Del Fierro, who’s also full-time firefighter, is tentatively set to appear as head coach; Doug Balzarini will handle conditioning; and Penn State alum Davis will serve as wrestling coach barring any conflicting obligations from Zuffa following his bout against Rashad Evans on UFC on Fox 2 on Jan. 28 in Chicago.

Cruz and Del Fierro will also rotate in revolving coaches, like Brazilian jiu-jitsu black belts Lloyd Irvin and Andre Galvao, Penn State wrestler Adam Lynch and wrestling coach Eric Uresk, as well as boxing instructor Adrian Melendrez in two-week allotments. UFC heavyweight Joey Beltran is also slated to appear as a cage-control expert.

Cruz said he hasn’t stopped thinking about the new weekly schedule since the announcement, how fast situations will move on the show and how everything he says, whether in haste or not, could be heard by millions of fans if it’s edited in during the quick turnaround.

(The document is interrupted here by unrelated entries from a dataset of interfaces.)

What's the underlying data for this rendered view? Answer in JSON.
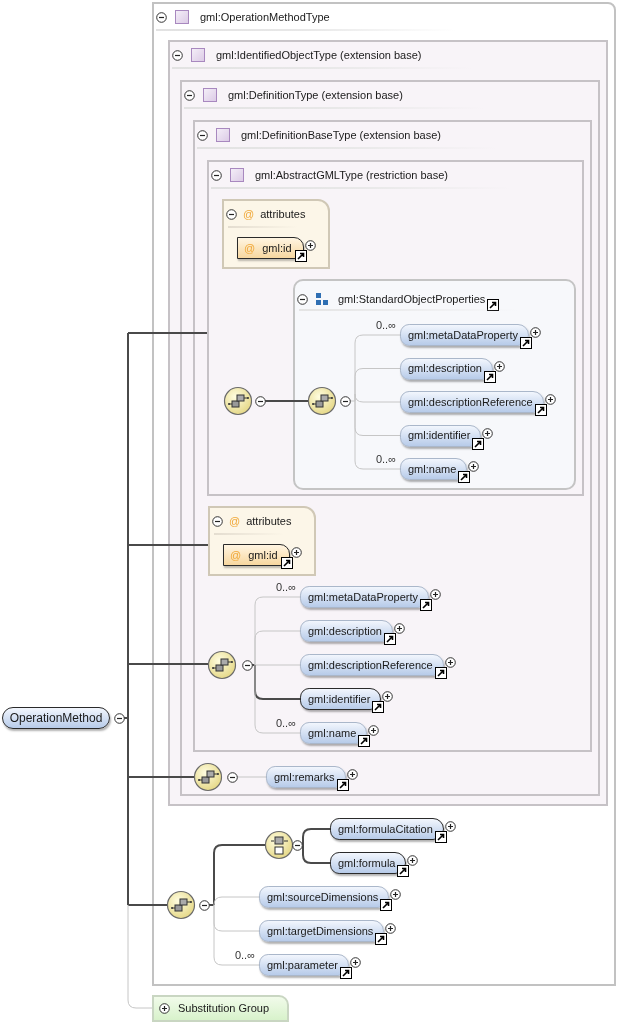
{
  "root": {
    "label": "OperationMethod"
  },
  "types": [
    {
      "title": "gml:OperationMethodType"
    },
    {
      "title": "gml:IdentifiedObjectType (extension base)"
    },
    {
      "title": "gml:DefinitionType (extension base)"
    },
    {
      "title": "gml:DefinitionBaseType (extension base)"
    },
    {
      "title": "gml:AbstractGMLType (restriction base)"
    }
  ],
  "inner_attributes": {
    "marker": "@",
    "title": "attributes",
    "items": [
      {
        "marker": "@",
        "label": "gml:id"
      }
    ]
  },
  "group": {
    "title": "gml:StandardObjectProperties",
    "elements": [
      {
        "label": "gml:metaDataProperty",
        "occurs": "0..∞",
        "required": false
      },
      {
        "label": "gml:description",
        "required": false
      },
      {
        "label": "gml:descriptionReference",
        "required": false
      },
      {
        "label": "gml:identifier",
        "required": false
      },
      {
        "label": "gml:name",
        "occurs": "0..∞",
        "required": false
      }
    ]
  },
  "outer_attributes": {
    "marker": "@",
    "title": "attributes",
    "items": [
      {
        "marker": "@",
        "label": "gml:id"
      }
    ]
  },
  "definition_sequence": {
    "elements": [
      {
        "label": "gml:metaDataProperty",
        "occurs": "0..∞",
        "required": false
      },
      {
        "label": "gml:description",
        "required": false
      },
      {
        "label": "gml:descriptionReference",
        "required": false
      },
      {
        "label": "gml:identifier",
        "required": true
      },
      {
        "label": "gml:name",
        "occurs": "0..∞",
        "required": false
      }
    ]
  },
  "remarks_sequence": {
    "elements": [
      {
        "label": "gml:remarks",
        "required": false
      }
    ]
  },
  "method_sequence": {
    "choice": {
      "required": true,
      "elements": [
        {
          "label": "gml:formulaCitation",
          "required": true
        },
        {
          "label": "gml:formula",
          "required": true
        }
      ]
    },
    "elements": [
      {
        "label": "gml:sourceDimensions",
        "required": false
      },
      {
        "label": "gml:targetDimensions",
        "required": false
      },
      {
        "label": "gml:parameter",
        "occurs": "0..∞",
        "required": false
      }
    ]
  },
  "substitution_group": {
    "label": "Substitution Group"
  }
}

It’s a lot of pressure for a fighter who might introduce the UFC and the sport to the slew of new fans that Zuffa hopes the network move could bring.

“I feel like [Faber and me] both professionals,” Cruz said, who’s also had choice words for Faber in the past. “We’re not stupid and we know how to talk and conduct ourselves like professionals.”
Cruz and Faber, who re-energized his career with an impressive dismantling of former champion Bowles at UFC 139 in November, were also rumored for TUF 14 coaching duties last summer, but the promotion and network chose bickering middleweights Michael Bisping and Jason “Mayhem” Miller to oversee the pool of featherweight and bantamweight hopefuls instead.

This season’s class will feature lightweight and welterweight fighters, and Cruz said he has no problem sharing the platform with Faber, who will get his fifth shot at a Zuffa-promoted title in the pending rubber match that will follow the show’s airing.

“I think it’s about who can represent the sport in the best way,” said Cruz. “That’s part of it, but who am I to say who deserves a title fight and who doesn’t? Let’s keep it real. That’s not my job. I’ll fight him again, I’ll beat him again and I’ll prove why I’m the champion.”